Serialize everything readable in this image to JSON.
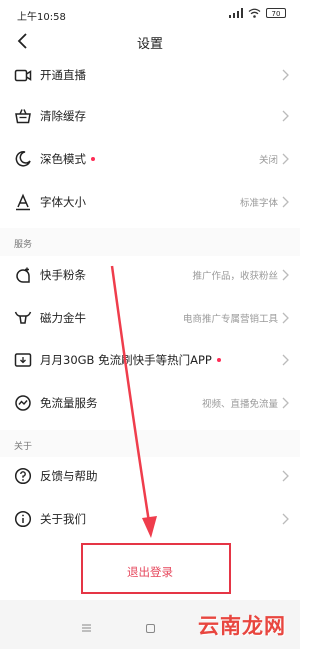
{
  "status_bar": {
    "time": "上午10:58",
    "battery": "70"
  },
  "header": {
    "title": "设置"
  },
  "rows_top": [
    {
      "label": "开通直播",
      "value": "",
      "dot": false,
      "icon": "camera-icon"
    },
    {
      "label": "清除缓存",
      "value": "",
      "dot": false,
      "icon": "basket-icon"
    },
    {
      "label": "深色模式",
      "value": "关闭",
      "dot": true,
      "icon": "moon-icon"
    },
    {
      "label": "字体大小",
      "value": "标准字体",
      "dot": false,
      "icon": "font-size-icon"
    }
  ],
  "section_service": "服务",
  "rows_service": [
    {
      "label": "快手粉条",
      "value": "推广作品，收获粉丝",
      "dot": false,
      "icon": "promo-icon"
    },
    {
      "label": "磁力金牛",
      "value": "电商推广专属营销工具",
      "dot": false,
      "icon": "bull-icon"
    },
    {
      "label": "月月30GB 免流刷快手等热门APP",
      "value": "",
      "dot": true,
      "icon": "data-card-icon"
    },
    {
      "label": "免流量服务",
      "value": "视频、直播免流量",
      "dot": false,
      "icon": "traffic-icon"
    }
  ],
  "section_about": "关于",
  "rows_about": [
    {
      "label": "反馈与帮助",
      "value": "",
      "dot": false,
      "icon": "help-icon"
    },
    {
      "label": "关于我们",
      "value": "",
      "dot": false,
      "icon": "info-icon"
    }
  ],
  "logout_label": "退出登录",
  "watermark": "云南龙网",
  "colors": {
    "accent": "#fe2c55",
    "annotation": "#e53545",
    "logout": "#e6495e"
  }
}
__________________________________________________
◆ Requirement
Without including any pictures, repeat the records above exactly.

◆ Written response
Serialize everything readable in this image to JSON.
{
  "status_bar": {
    "time": "上午10:58",
    "battery": "70"
  },
  "header": {
    "title": "设置"
  },
  "rows_top": [
    {
      "label": "开通直播",
      "value": "",
      "dot": false,
      "icon": "camera-icon"
    },
    {
      "label": "清除缓存",
      "value": "",
      "dot": false,
      "icon": "basket-icon"
    },
    {
      "label": "深色模式",
      "value": "关闭",
      "dot": true,
      "icon": "moon-icon"
    },
    {
      "label": "字体大小",
      "value": "标准字体",
      "dot": false,
      "icon": "font-size-icon"
    }
  ],
  "section_service": "服务",
  "rows_service": [
    {
      "label": "快手粉条",
      "value": "推广作品，收获粉丝",
      "dot": false,
      "icon": "promo-icon"
    },
    {
      "label": "磁力金牛",
      "value": "电商推广专属营销工具",
      "dot": false,
      "icon": "bull-icon"
    },
    {
      "label": "月月30GB 免流刷快手等热门APP",
      "value": "",
      "dot": true,
      "icon": "data-card-icon"
    },
    {
      "label": "免流量服务",
      "value": "视频、直播免流量",
      "dot": false,
      "icon": "traffic-icon"
    }
  ],
  "section_about": "关于",
  "rows_about": [
    {
      "label": "反馈与帮助",
      "value": "",
      "dot": false,
      "icon": "help-icon"
    },
    {
      "label": "关于我们",
      "value": "",
      "dot": false,
      "icon": "info-icon"
    }
  ],
  "logout_label": "退出登录",
  "watermark": "云南龙网",
  "colors": {
    "accent": "#fe2c55",
    "annotation": "#e53545",
    "logout": "#e6495e"
  }
}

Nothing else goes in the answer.